Do you know what the problem with me is? I think,... (I know I know, "lay down before you hurt yourself!" ;-) students are not taught to practice well enough.... The reason for this may surprise you. It is mainly because the instructor does not do their own homework. (waiting for the dramatic hurumph of you all)
Just hear me out. I have talked before about the difference between practice and training. Training being what you do with an instructor or coach and practice is what you do all by your onesies.
How often does an instructor or coach tell a student, "Now when you go home, I want you to work on X." And then come the next session of training, does not even remember what "X" was? This is a poor habit of many instructors.
Part of being a good teacher is knowing when the student has hit a wall and then determining how much is enough to push. Once there, we should recommend some homework for the student to practice. Preferably something that will re enforce what needs to be bolstered in their technique. Too often, we as instructors get ourselves into head-spaces that are not of value to the student. For instance, we are in the moment with our student and once they walk off the matt, so goes their particular moment in time and training. We move on to the next challenge (thats what we instructors kindly call you guys!... Kidding :-) or change our focus for the next class ect.
As an instructor, I feel you need to take notes on sessions for every class. Do not rely on your memory or your styles system to let you know where you left off. A better way to think of it might be to look at every day being the last you teach. What will you leave for the next to be of value to your student. Could another instructor pick up where they need to and help this student in their journey?
On this point, how many times as students did we walk from one instructor to the next and hear a completely different piece of advice on what we should do with a technique. I am not saying we should all be complete copies of one another. Variety and different perspective is not only good but necessary to help a student develop depth. But our own consistency in teaching will cause less confusion. And hopefully will allow the student to practice at home what will ultimately be useful to them when they come back to train. Not to mention give you a great reference to see if they actually are practicing.

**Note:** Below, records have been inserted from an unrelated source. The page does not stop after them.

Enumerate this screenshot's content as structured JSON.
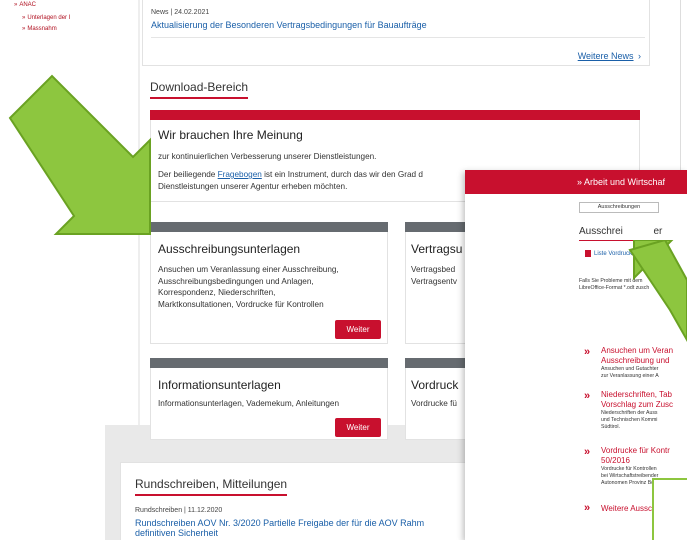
{
  "sidebar": {
    "items": [
      {
        "label": "ANAC",
        "prefix": "»"
      },
      {
        "label": "Unterlagen der I",
        "prefix": "»"
      },
      {
        "label": "Massnahm",
        "prefix": "»"
      }
    ]
  },
  "news": {
    "date": "News | 24.02.2021",
    "headline": "Aktualisierung der Besonderen Vertragsbedingungen für Bauaufträge",
    "more": "Weitere News",
    "more_arrow": "›"
  },
  "download": {
    "section_title": "Download-Bereich",
    "feedback": {
      "title": "Wir brauchen Ihre Meinung",
      "line1": "zur kontinuierlichen Verbesserung unserer Dienstleistungen.",
      "line2_pre": "Der beiliegende ",
      "line2_link": "Fragebogen",
      "line2_post": " ist ein Instrument, durch das wir den Grad d",
      "line3": "Dienstleistungen unserer Agentur erheben möchten."
    },
    "cards": [
      {
        "title": "Ausschreibungsunterlagen",
        "lines": [
          "Ansuchen um Veranlassung einer Ausschreibung,",
          "Ausschreibungsbedingungen und Anlagen,",
          "Korrespondenz, Niederschriften,",
          "Marktkonsultationen, Vordrucke für Kontrollen"
        ],
        "button": "Weiter"
      },
      {
        "title": "Vertragsu",
        "lines": [
          "Vertragsbed",
          "Vertragsentv"
        ]
      },
      {
        "title": "Informationsunterlagen",
        "lines": [
          "Informationsunterlagen, Vademekum, Anleitungen"
        ],
        "button": "Weiter"
      },
      {
        "title": "Vordruck",
        "lines": [
          "Vordrucke fü"
        ]
      }
    ]
  },
  "circulars": {
    "section_title": "Rundschreiben, Mitteilungen",
    "date": "Rundschreiben | 11.12.2020",
    "headline1": "Rundschreiben AOV Nr. 3/2020 Partielle Freigabe der für die AOV Rahm",
    "headline2": "definitiven Sicherheit"
  },
  "overlay": {
    "header": "» Arbeit und Wirtschaf",
    "tab": "Ausschreibungen",
    "title_a": "Ausschrei",
    "title_b": "er",
    "pdf_link": "Liste Vordruck",
    "note1": "Falls Sie Probleme mit dem",
    "note2": "LibreOffice-Format *.odt zusch",
    "items": [
      {
        "title": [
          "Ansuchen um Veran",
          "Ausschreibung und"
        ],
        "sub": [
          "Ansuchen und Gutachter",
          "zur Veranlassung einer A"
        ]
      },
      {
        "title": [
          "Niederschriften, Tab",
          "Vorschlag zum Zusc"
        ],
        "sub": [
          "Niederschriften der Auss",
          "und Technischen Kommi",
          "Südtirol."
        ]
      },
      {
        "title": [
          "Vordrucke für Kontr",
          "50/2016"
        ],
        "sub": [
          "Vordrucke für Kontrollen",
          "bei Wirtschaftstreibender",
          "Autonomen Provinz Boze"
        ]
      },
      {
        "title": [
          "Weitere Aussc"
        ],
        "sub": []
      }
    ]
  },
  "colors": {
    "accent": "#c8102e",
    "arrow": "#8dc63f",
    "link": "#1a5fa8",
    "bar": "#666b70"
  }
}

So I advise you to take notes, and take notice of not only the place in time but direction of your training. This is for students as well. How better to go home and remember what you were suppose to be working on! Show that instructor that you are a challenge worth taking! (We tell you that because we want you to think you are doing well :-)
Take notes! Train hard, and be Knightly